    I've had one wire breakage so far, and that was on a machine that didn't have spiral cable wrap on the moving wire loom.

  3. Great blog post as always, i was just wondering have you had any job offers from 3d printer companies.

    If i was a ceo of stratasys (or any commercial 3d printer company), i would hire you instantly.

  4. Jussi,
    No, why would they pay me when they get all my research for free?

  5. If they got you to work for them, they wouldn't of course let you publish your research, they would patent it.

    But i got a feeling that you wouldn't agree to that.

    "when they get all my research for free" - do you have any licenses for your invetions or can they just copy anything

  6. To license an invention I would need to patent it before blogging it, so anything I blog is free for anybody to use (assuming it is not already patented by somebody else).

    When I publish files they are subject to copyright, and I use the GPL license to match the rest of RepRap.

  7. I suggest we make a standard extruder connector pinout from this DB9 connector :-) Unfortunately there is no place for Z probe in this connecter :-/

  8. You could use a DB15 or for a hack you could use the shield.

    I don't use a probe on my Mendel, because once set it does not change.

  9. Could be worth looking to see if high current Flexible Film Cable is avalible its light weight used in std Printers. fi

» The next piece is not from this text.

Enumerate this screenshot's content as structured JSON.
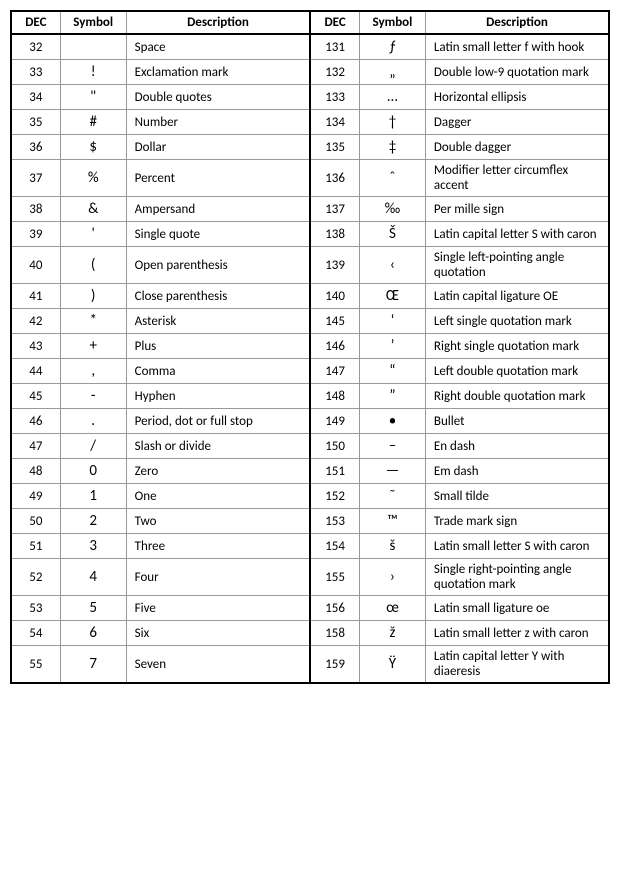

  10. I would put the cables in a cable chain ( for example), attached to one end of the y-axis and to the head.